I had trouble finding the hardcore scene during my first year here, but this show proved to me that underground, authentic hardcore was alive and well in Raleigh. Ultimately, this scene would prove too small for a proper rock club like The Brewery. Instead, it retreated into living rooms and basements, as it nurtured a new crop of bands. Even though Raleigh hardcore in the ’00s didn’t have a home at The Brewery, I always thought it was nice that this new scene had its kick-off party at the club that had nurtured so many great bands 15 or 20 years earlier.

Paul Siler

(Birds of Avalon; co-owner, Kings Barcade)

I booked a few shows at The Brewery in the mid ’90s. The first show was with Karp. I asked the obvious choices of Regraped and Dart 360 to play with them.
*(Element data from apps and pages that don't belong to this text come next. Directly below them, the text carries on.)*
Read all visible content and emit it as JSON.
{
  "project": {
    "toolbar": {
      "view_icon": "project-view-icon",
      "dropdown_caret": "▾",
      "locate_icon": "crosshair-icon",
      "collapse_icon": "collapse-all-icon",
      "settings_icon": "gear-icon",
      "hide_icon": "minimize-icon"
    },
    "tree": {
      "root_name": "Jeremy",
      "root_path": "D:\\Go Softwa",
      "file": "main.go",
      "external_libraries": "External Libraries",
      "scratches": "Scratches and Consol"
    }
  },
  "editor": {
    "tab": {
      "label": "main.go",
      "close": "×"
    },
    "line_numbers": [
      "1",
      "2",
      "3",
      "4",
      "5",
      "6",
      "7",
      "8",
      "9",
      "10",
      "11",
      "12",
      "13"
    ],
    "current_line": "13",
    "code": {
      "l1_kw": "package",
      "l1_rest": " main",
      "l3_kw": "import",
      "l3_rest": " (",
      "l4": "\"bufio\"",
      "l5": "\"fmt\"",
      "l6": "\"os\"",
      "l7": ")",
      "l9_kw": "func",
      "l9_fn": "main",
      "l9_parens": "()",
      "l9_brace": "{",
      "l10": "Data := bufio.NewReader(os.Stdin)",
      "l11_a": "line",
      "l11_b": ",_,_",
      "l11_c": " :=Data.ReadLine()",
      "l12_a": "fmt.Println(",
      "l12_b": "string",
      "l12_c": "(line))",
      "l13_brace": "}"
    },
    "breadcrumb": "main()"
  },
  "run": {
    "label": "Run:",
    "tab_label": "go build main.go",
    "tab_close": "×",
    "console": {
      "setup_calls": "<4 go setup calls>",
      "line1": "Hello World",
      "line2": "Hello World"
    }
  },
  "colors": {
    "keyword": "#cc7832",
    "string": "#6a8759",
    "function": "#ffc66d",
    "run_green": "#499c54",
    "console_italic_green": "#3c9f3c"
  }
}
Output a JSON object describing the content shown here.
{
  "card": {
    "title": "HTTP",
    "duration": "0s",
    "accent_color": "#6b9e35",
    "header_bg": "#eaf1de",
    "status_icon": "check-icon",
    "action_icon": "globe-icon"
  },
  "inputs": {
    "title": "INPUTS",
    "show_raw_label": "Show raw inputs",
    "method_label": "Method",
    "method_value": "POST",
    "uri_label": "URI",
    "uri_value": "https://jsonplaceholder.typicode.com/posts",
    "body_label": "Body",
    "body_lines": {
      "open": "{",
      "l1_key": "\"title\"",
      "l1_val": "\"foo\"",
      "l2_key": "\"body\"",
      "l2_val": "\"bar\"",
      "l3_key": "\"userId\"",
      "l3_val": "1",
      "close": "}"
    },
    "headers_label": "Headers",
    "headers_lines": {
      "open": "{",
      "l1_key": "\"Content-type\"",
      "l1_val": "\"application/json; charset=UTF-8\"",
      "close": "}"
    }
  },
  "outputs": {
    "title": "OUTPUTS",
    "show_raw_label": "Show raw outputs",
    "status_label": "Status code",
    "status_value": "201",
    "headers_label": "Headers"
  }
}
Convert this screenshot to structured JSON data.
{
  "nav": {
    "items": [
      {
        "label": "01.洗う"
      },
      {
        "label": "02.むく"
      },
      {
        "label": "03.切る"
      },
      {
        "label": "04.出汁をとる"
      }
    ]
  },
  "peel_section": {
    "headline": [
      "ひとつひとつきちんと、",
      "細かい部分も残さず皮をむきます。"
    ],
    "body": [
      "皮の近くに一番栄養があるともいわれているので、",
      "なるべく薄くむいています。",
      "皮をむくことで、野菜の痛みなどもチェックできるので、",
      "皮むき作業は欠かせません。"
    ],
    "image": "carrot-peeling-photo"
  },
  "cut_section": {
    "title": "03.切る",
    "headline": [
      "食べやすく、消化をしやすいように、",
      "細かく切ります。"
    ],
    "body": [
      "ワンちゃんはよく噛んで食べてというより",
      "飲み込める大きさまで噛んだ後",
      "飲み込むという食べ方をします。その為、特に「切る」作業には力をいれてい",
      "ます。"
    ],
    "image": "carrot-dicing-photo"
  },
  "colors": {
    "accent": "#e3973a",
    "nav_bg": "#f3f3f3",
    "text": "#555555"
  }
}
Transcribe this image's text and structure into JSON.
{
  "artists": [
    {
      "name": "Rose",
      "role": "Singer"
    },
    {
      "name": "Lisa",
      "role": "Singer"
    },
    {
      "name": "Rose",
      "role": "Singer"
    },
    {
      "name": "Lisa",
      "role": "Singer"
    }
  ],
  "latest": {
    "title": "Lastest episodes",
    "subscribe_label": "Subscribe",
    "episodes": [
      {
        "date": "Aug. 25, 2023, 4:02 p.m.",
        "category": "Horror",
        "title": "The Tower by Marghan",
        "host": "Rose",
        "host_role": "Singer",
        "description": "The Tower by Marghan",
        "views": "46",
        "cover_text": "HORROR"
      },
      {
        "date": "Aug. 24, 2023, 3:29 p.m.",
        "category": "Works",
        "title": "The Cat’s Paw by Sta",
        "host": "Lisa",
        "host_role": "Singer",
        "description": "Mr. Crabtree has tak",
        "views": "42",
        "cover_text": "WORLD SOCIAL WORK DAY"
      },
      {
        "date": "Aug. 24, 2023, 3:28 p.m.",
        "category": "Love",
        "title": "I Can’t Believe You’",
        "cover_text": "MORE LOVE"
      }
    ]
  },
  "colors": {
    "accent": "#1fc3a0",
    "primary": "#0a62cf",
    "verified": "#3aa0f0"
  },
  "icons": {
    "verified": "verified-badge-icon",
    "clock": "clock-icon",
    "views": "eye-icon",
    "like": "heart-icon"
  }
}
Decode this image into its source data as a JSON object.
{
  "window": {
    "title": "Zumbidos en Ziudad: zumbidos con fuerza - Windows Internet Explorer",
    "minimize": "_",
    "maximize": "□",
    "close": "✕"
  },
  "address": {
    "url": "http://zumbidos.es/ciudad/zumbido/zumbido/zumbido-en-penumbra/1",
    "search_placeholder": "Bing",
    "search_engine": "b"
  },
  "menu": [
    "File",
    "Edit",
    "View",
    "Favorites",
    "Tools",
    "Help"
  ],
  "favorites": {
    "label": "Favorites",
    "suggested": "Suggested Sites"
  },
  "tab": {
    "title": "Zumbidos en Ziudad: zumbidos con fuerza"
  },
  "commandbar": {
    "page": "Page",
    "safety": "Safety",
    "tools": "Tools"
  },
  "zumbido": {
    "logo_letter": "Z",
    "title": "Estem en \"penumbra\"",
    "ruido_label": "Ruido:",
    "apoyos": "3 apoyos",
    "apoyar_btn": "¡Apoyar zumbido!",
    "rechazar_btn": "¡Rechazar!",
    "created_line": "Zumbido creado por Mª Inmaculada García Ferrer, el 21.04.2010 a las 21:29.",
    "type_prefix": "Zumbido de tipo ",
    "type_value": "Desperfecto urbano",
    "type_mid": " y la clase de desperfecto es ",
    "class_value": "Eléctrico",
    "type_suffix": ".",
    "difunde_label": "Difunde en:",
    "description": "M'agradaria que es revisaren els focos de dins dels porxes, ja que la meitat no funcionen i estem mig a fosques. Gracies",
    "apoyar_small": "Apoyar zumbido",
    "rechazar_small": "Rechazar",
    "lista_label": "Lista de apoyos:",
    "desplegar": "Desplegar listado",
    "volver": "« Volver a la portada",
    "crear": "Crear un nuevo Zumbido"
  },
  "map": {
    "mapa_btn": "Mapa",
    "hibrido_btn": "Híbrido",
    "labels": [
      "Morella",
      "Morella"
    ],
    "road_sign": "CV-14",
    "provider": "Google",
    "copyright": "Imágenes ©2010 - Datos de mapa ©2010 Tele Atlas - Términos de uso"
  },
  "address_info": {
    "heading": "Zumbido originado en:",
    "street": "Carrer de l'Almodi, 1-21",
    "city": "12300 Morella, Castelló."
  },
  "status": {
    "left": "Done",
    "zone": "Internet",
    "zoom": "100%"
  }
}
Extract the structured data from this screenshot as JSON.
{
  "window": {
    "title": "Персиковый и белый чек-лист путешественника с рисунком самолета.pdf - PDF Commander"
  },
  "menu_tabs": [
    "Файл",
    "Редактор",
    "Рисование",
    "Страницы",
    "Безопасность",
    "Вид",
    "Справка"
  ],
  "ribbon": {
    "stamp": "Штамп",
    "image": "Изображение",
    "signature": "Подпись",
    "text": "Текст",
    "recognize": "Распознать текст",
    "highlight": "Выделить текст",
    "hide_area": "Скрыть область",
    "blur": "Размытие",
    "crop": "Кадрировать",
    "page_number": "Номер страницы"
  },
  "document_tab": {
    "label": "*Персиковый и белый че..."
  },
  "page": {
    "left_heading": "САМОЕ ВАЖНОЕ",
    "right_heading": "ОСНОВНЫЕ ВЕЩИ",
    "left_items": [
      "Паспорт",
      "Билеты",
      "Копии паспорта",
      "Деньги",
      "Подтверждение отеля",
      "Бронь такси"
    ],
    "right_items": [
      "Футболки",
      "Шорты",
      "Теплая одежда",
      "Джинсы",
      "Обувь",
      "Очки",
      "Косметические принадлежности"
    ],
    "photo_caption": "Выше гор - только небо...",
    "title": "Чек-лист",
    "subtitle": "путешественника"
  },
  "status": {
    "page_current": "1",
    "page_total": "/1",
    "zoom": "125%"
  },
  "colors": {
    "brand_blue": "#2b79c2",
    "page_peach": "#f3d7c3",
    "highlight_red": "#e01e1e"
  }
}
They’d found a mail contact for me and Cheetie [Kumar, Siler’s wife, Birds guitarist and Kings co-owner] through Maximum Rock and Roll‘s “Book Your Own Fucking Life” or Calvin from K Records. Karp pulled up at the back of The Brewery in an Open Road extended top van. Since there were no websites back then, and the only music we’d heard from them was this awesome cassette, Mustaches Wild, I didn’t know what they looked like. This six-foot-four-inch dude with an extra five inches of afro slides out of the extendo top and asks, “What city are we in?” and if my name is Frank! This was the beginning of a long friendship with Jared Warren, Karp’s bassist/ singer. After the show, we all went back to the Regraped house on King Charles Road. The Melvins’ Bullhead record was playing when we got there. Jared has now been in the Melvins for the last four years.

Rich Ivey

(Whatever Brains)

I moved to Raleigh in 2003, quite some time after The Brewery’s daysno Black Flag, no Bad Brains, no Superchunk or whatever the hell else put that place on the map. I’ve merely seen The Brewery go from bad hair and karate kicks to worse hair and karate kicks. Between 2003 and 2011, it has hosted fewer than a dozen bands I wouldn’t walk out of the room to avoid. Bummer for the owners, I suppose.

Brian Walsby

(author of the Manchild series)

I think my favorite show ever was watching the Richmond band Butterglove (ex-members of Honor Role) open for the insanely popular local band Johnny Quest. To a man, just about everyone in the audience fucking hated Butterglove, who just smiled away as they grinded out their post-hardcore/ metal music complete with nonsensical vocals. The tension in the audience resulted in a few altercations and weird vibes. The band was stoned. So was I, as they had gotten me and my friend Ethan high before they went onstage. It was a beautiful experience. Did I mention how much The Brewery audience hated Butterglove?